■ What to work on:
Every line of the listing should be retyped exactly, but none of the pictures should be.

■ Data provided:
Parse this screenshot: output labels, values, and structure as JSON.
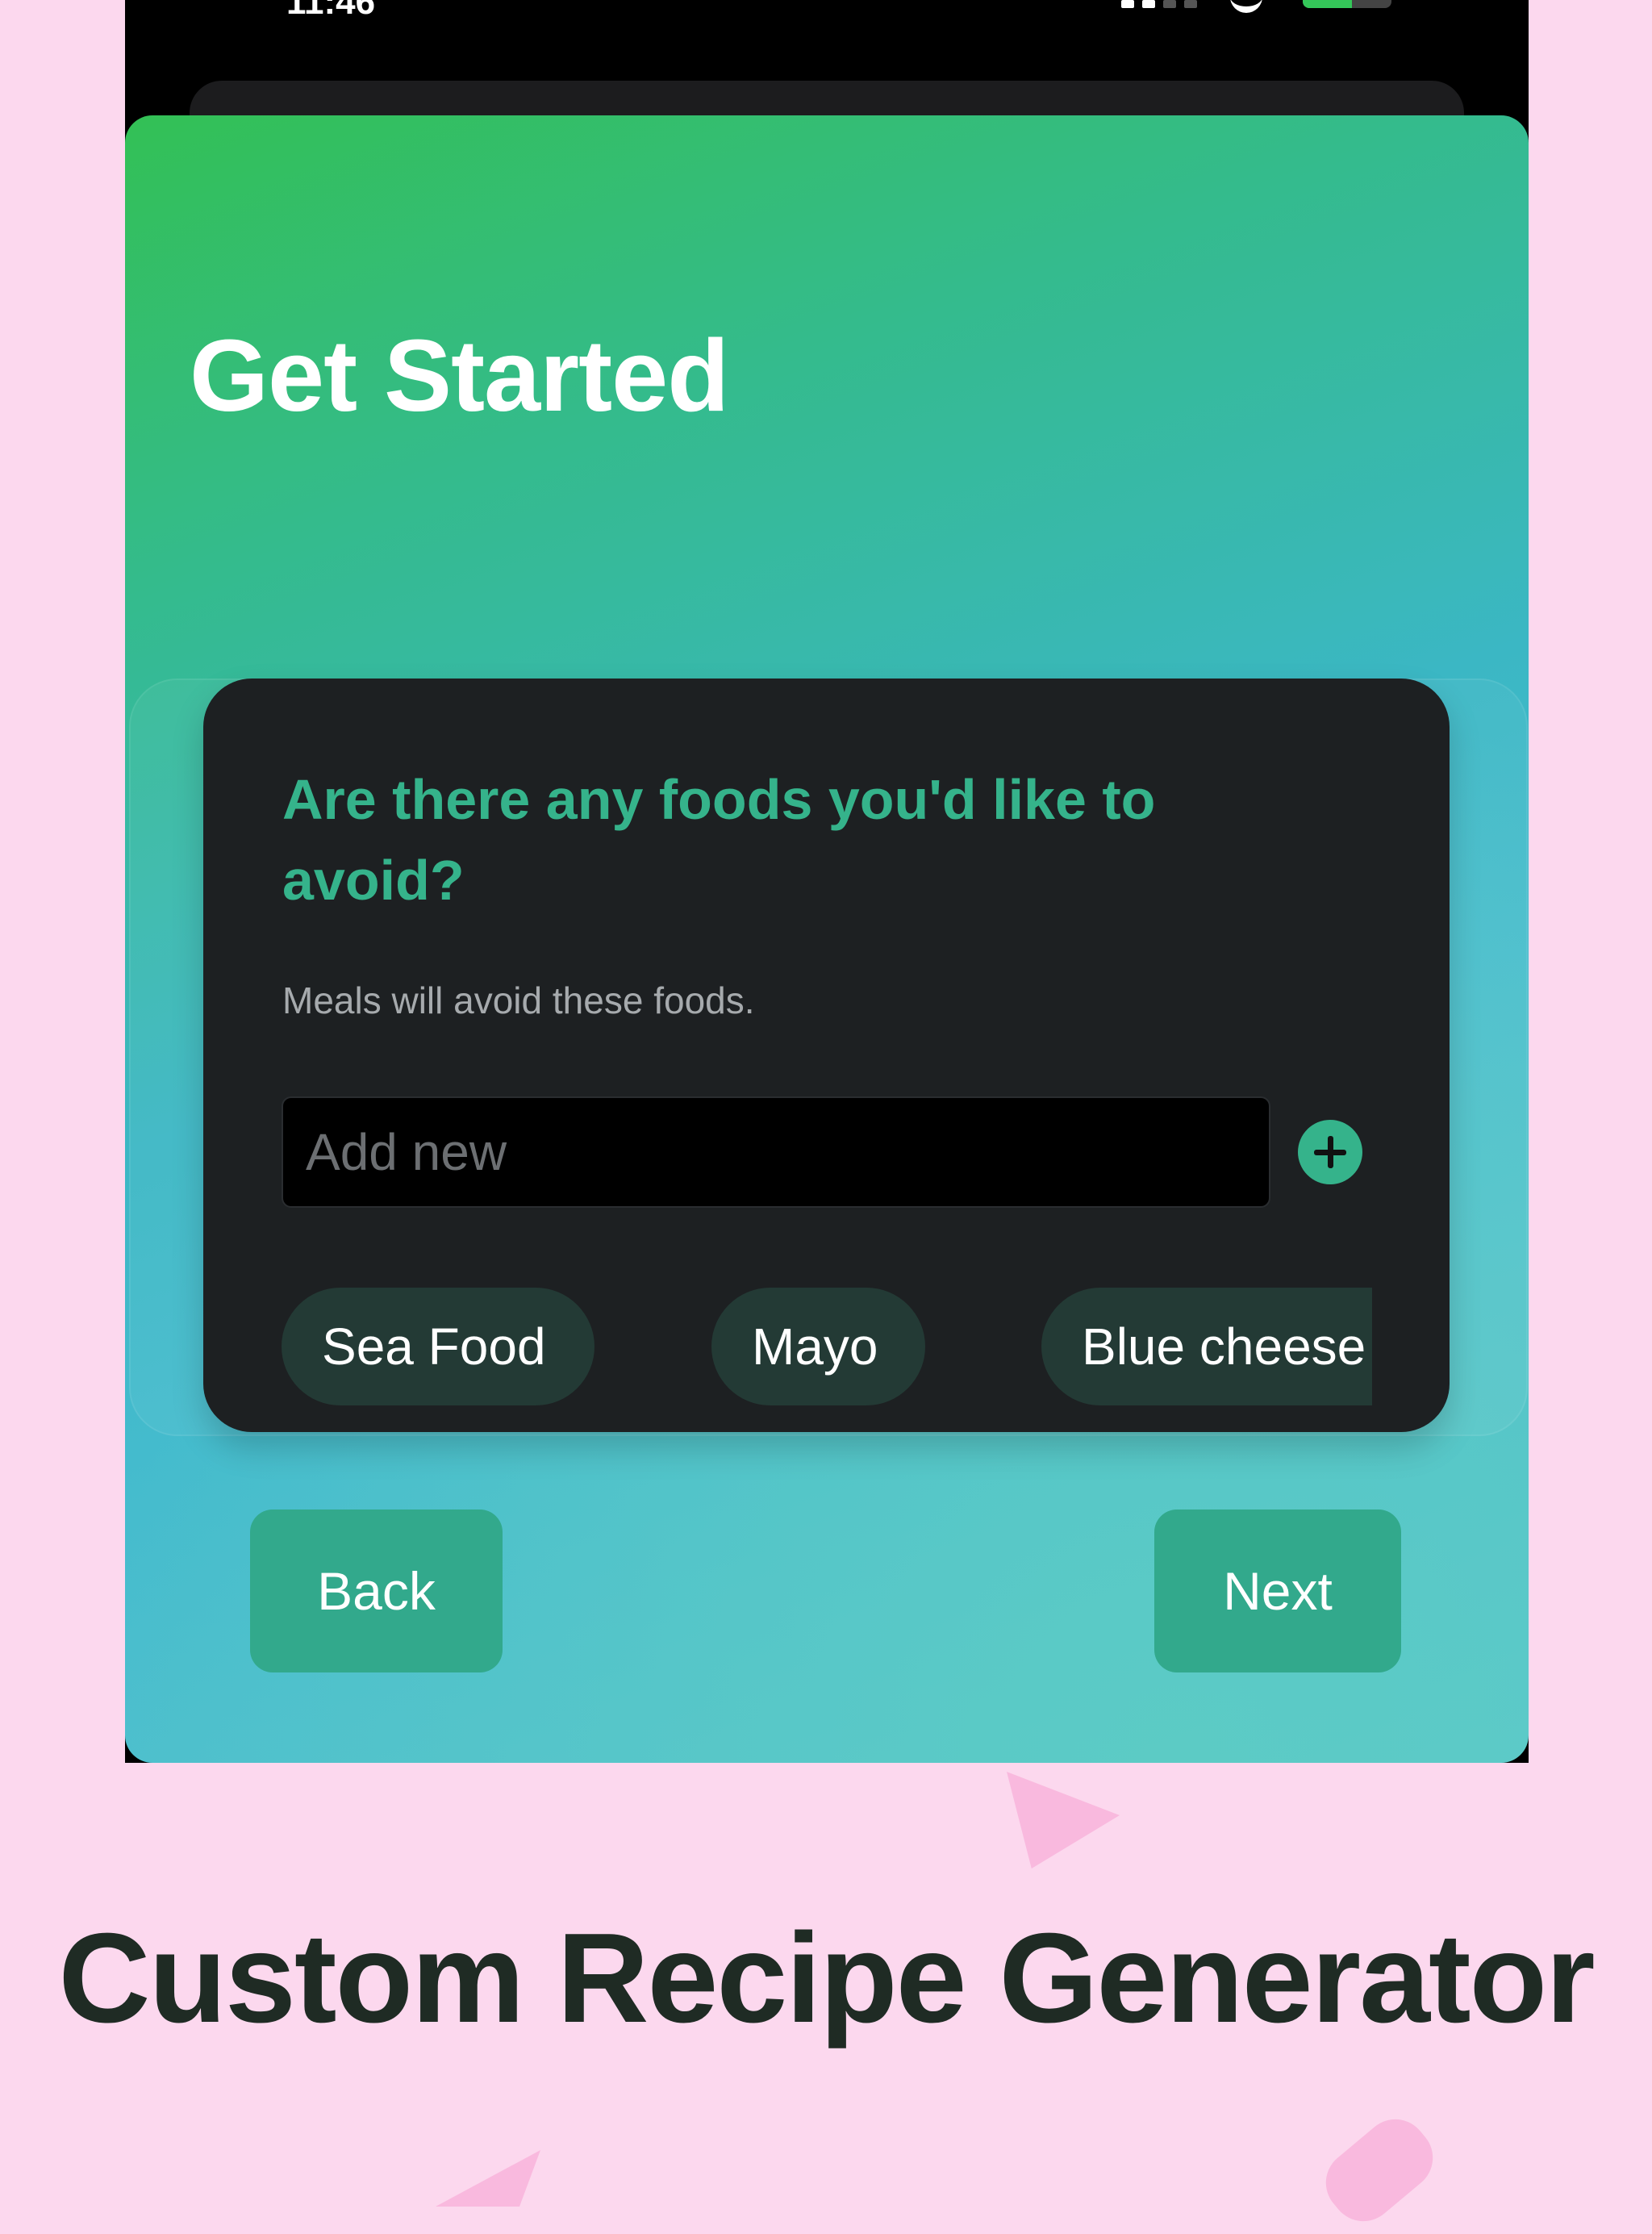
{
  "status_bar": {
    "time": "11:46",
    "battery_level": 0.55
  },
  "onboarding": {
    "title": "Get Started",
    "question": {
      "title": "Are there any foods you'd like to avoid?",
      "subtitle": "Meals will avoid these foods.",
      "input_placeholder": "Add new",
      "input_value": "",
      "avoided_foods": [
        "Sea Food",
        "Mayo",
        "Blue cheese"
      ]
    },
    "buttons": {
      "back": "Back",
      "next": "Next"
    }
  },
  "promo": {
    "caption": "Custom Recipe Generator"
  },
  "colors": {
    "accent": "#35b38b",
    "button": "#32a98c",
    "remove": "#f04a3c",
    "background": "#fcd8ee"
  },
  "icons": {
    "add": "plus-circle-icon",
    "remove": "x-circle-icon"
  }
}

■ Solution to this problem:
Parse this screenshot: output labels, values, and structure as JSON.
{
  "status_bar": {
    "time": "11:46",
    "battery_level": 0.55
  },
  "onboarding": {
    "title": "Get Started",
    "question": {
      "title": "Are there any foods you'd like to avoid?",
      "subtitle": "Meals will avoid these foods.",
      "input_placeholder": "Add new",
      "input_value": "",
      "avoided_foods": [
        "Sea Food",
        "Mayo",
        "Blue cheese"
      ]
    },
    "buttons": {
      "back": "Back",
      "next": "Next"
    }
  },
  "promo": {
    "caption": "Custom Recipe Generator"
  },
  "colors": {
    "accent": "#35b38b",
    "button": "#32a98c",
    "remove": "#f04a3c",
    "background": "#fcd8ee"
  },
  "icons": {
    "add": "plus-circle-icon",
    "remove": "x-circle-icon"
  }
}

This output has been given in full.